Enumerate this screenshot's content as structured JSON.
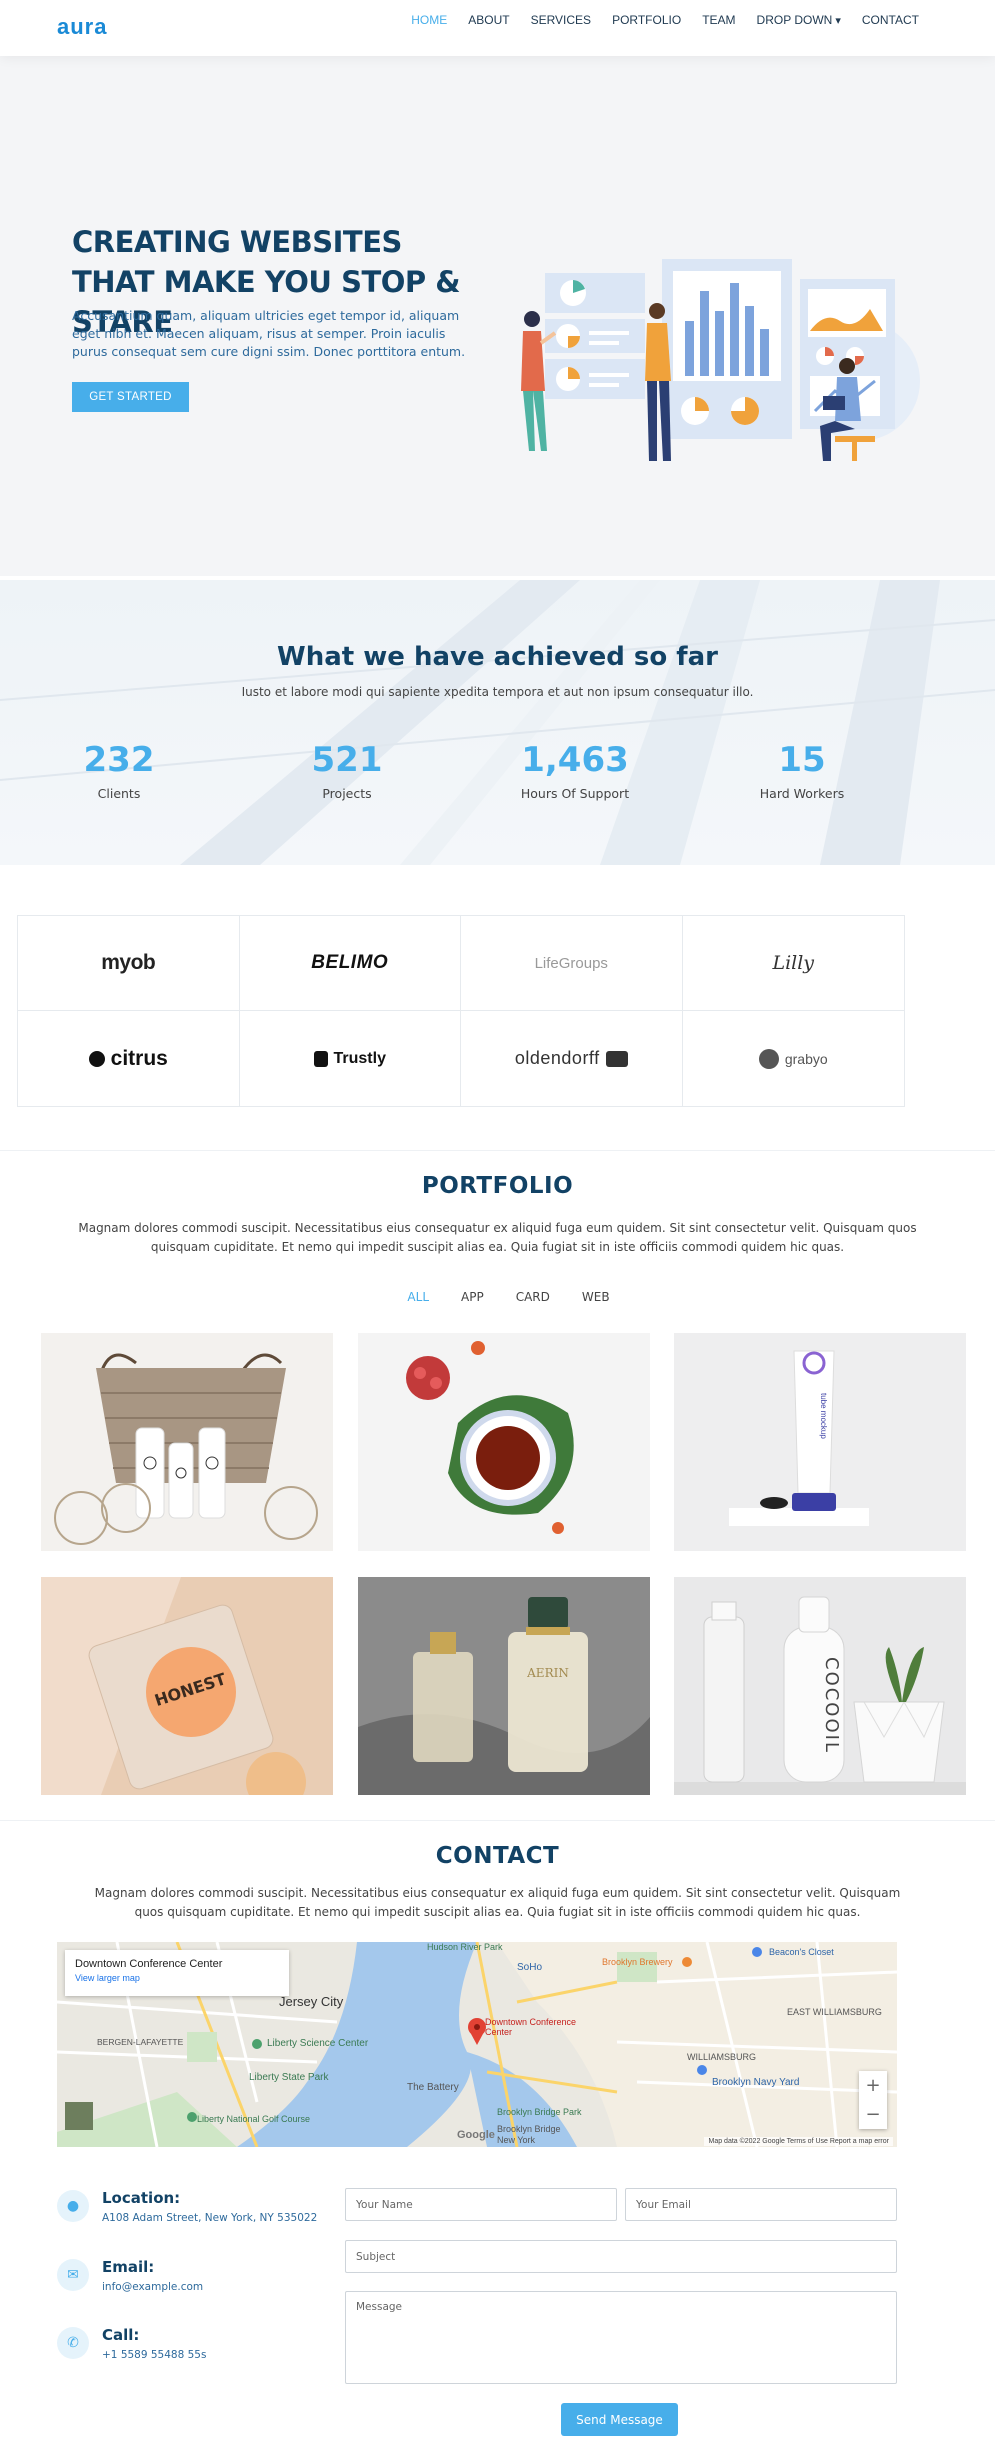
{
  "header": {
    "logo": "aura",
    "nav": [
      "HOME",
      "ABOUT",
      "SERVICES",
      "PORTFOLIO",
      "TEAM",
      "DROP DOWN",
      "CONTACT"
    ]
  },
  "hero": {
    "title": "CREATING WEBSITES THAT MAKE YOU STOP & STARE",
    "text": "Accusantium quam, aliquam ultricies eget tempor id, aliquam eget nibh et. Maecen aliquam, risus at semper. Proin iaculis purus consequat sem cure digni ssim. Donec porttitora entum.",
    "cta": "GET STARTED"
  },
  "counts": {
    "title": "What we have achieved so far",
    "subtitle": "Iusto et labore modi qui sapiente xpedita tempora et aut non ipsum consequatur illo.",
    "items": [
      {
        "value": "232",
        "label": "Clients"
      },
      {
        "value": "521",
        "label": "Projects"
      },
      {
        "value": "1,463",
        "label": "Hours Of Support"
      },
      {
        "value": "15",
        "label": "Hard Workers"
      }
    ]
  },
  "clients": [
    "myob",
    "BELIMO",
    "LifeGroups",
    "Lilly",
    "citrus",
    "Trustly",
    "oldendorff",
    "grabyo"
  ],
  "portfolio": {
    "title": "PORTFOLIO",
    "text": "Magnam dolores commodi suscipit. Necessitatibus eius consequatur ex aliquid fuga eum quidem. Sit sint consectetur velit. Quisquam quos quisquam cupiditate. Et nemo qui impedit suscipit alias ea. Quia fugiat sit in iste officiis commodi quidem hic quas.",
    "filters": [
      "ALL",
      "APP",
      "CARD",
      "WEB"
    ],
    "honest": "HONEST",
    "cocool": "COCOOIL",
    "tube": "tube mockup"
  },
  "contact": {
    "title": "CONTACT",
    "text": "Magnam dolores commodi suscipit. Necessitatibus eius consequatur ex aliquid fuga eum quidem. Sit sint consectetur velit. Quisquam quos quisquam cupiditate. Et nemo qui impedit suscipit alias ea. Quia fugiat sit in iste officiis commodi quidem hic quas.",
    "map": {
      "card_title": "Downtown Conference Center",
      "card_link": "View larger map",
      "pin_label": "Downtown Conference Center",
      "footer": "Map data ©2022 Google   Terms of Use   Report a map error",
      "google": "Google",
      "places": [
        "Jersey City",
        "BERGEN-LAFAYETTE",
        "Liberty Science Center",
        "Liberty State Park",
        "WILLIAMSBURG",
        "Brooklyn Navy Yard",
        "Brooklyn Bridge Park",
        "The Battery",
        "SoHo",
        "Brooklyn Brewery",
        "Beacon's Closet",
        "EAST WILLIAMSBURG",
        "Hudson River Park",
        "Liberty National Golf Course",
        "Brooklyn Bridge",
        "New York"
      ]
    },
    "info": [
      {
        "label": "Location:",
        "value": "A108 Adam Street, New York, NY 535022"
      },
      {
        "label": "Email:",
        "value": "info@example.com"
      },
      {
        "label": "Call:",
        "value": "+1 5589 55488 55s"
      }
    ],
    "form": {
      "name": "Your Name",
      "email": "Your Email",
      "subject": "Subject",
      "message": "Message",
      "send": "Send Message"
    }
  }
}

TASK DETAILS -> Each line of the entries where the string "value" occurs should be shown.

EXERCISE RESULT ->
        "value": "232",
        "value": "521",
        "value": "1,463",
        "value": "15",
        "value": "A108 Adam Street, New York, NY 535022"
        "value": "info@example.com"
        "value": "+1 5589 55488 55s"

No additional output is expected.